Postrationalism

"Postrationalism" is our reaction against some of the silliness of modern conceptions of "rationality", while keeping the strong emphasis on correct thinking, skeptical evidence-based inquiry, and field performance as the final test of ways of thinking. Postrationalists tend to be concerned with matters of social psychology and how societies work more than traditional rationalists. Let's explore some of the issues postrationalism addresses:

Propositional belief is too narrow of a concept to model all desirable cognitive content. It is better to think in terms of a general continuum of forms of cognitive content: memories, models, heuristics, skills, procedures, habits, and such, with truth as a sometimes-applicable proxy for usefulness rather than an always-applicable end in itself.

Ideas about what's important and valuable are usually thought of as fundamental truths or moral axioms, but are often better modelled as shifting social fictions, local residue of larger-than-human social phenomena, tribal markers, and so on.

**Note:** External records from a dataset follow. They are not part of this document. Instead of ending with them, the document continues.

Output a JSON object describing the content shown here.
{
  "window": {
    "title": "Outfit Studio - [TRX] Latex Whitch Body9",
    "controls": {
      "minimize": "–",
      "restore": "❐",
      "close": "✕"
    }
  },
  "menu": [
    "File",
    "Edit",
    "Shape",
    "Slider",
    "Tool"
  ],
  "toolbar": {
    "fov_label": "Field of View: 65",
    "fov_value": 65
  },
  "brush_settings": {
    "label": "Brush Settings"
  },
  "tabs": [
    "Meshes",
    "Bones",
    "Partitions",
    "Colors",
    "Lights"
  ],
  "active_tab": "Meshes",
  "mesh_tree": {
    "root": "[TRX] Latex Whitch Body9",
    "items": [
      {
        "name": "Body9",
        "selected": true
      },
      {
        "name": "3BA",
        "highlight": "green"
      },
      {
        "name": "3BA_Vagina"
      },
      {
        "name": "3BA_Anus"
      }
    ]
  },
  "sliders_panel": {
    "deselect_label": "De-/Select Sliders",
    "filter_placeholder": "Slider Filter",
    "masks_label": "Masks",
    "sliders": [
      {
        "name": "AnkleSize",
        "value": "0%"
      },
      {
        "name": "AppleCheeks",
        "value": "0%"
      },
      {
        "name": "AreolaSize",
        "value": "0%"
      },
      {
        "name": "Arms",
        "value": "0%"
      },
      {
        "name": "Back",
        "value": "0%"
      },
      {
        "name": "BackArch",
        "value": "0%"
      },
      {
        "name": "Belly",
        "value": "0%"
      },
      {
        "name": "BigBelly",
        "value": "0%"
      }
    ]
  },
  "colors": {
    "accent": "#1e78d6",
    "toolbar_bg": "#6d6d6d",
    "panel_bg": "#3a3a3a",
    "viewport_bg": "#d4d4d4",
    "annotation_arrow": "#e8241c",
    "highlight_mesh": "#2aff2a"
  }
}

Some rationalists have a reductionistic and mechanistic theory of mind. They see the mind made up of a patchwork of domain-specific biased heuristic algorithms which can be individually outsmarted and hacked for "debiasing". While the mind is ultimately a reducible machine, it is complex, poorly understood, very clever, and designed to work as a purposeful whole. You generally can't outsmart your mind. It is therefore better to treat the mind as a holistic and teleological black box system, and deal with it on its own terms; experience, intuitively understandable evidence, good ideas and arguments, and actual incentives. The mind is already well-tuned by evolution, and can only become wiser with lots of specific knowledge and experience, rather than more rational with a few high-impact cognitive hacks.

We can't really replace common sense and intuition as the basis of reasoning. Attempts to virtualize more "correct" principles of reasoning from math and cognitive science in explicit deliberative reasoning are unrealistic folly. We can learn useful metaphors from theory, and use mathematical tools, but theory cannot be the ultimate foundation of our cognition; practical reasoning is either based on reasonable common sense, or bogus.

Additionally, postrationalists have an appreciation for tradition, ritual, modes of experience beyond detached skepticism, "non-rational" sociopsychological phenomena, and other things traditionally rejected by skeptics and rationalists.

Some further reading on the subject: